Ray Rapp: high voltage
November 20 - December 20, 2003
Frederieke Taylor gallery is pleased to announce the exhibition high voltage, a new video installation by Ray Rapp. The installation consists of seven 1.8" 'unassembled' LCD panels showing digital video animations of the motion studies by Eadweard Muybridge.
Reproductions of these photographs of men and women walking on hands and feet, jumping or even pole vaulting, have been sampled, cut up, rearranged and digitally reanimated. By alternating positive and negative versions of each image, simple reanimations are turned into retro-strobing visions. The figures are caught within the frame of the LCD panel. Each LCD monitor plays an animation from a single reproduction, thus creating 7 studies or 7 portraits.
New York artist Ray Rapp is best known for his sculptures created from found television sets combined with video. He takes apart the television sets and rearranges the inside wiring and transistors into a sculptural yet still functional form.
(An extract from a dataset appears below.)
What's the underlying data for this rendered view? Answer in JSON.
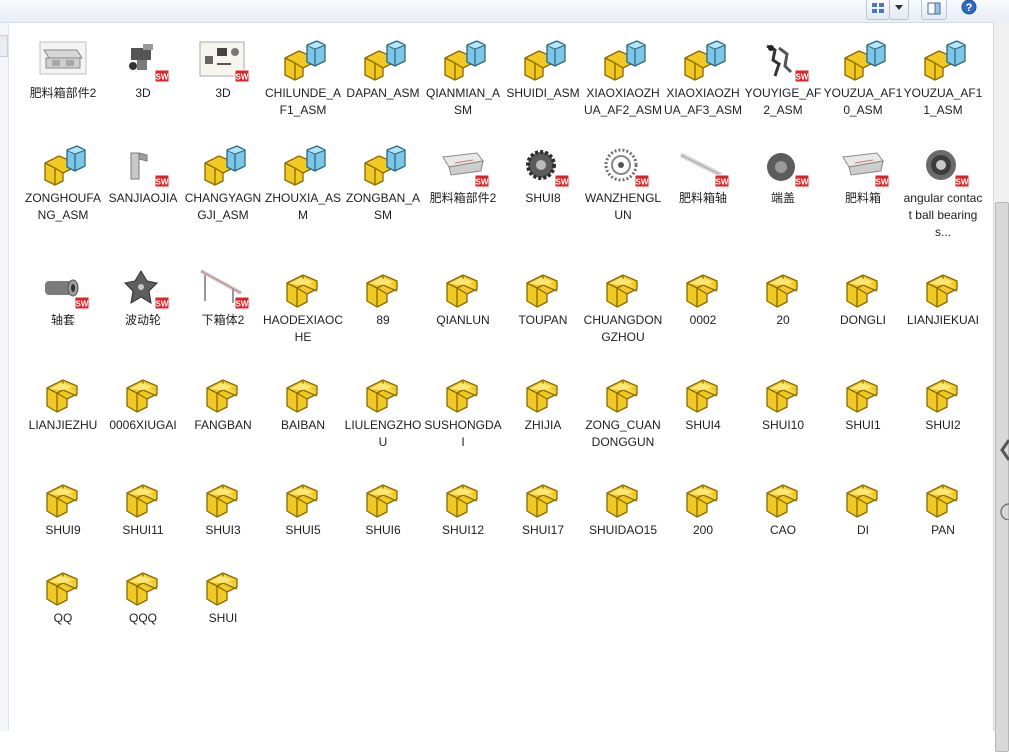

The video images created by Rapp on the disembodied screens vary from isolated body parts to scenes from TV shows and reanimations of classic works of art.
By literally deconstructing the latest technology and combining it with reanimations of classic images, Rapp's new installation forms a striking contrast between the colorful high tech of today and the historical images of "one of the progenitors of motion pictures".
Ray Rapp has had many solo exhibitions and video installations in New York and surrounding areas and his work was part of many group exhibitions in the United States, Brazil, Canada, Italy and Belgium. His work is included in the collections of the Brooklyn Museum; the Experimental Television Center, Owego; Musee du Petit Format, Cul-des-Sarts, Belgium; the Library of Congress; PECO Energy Company and in various private collections Honor Award from the American Institute of Architects.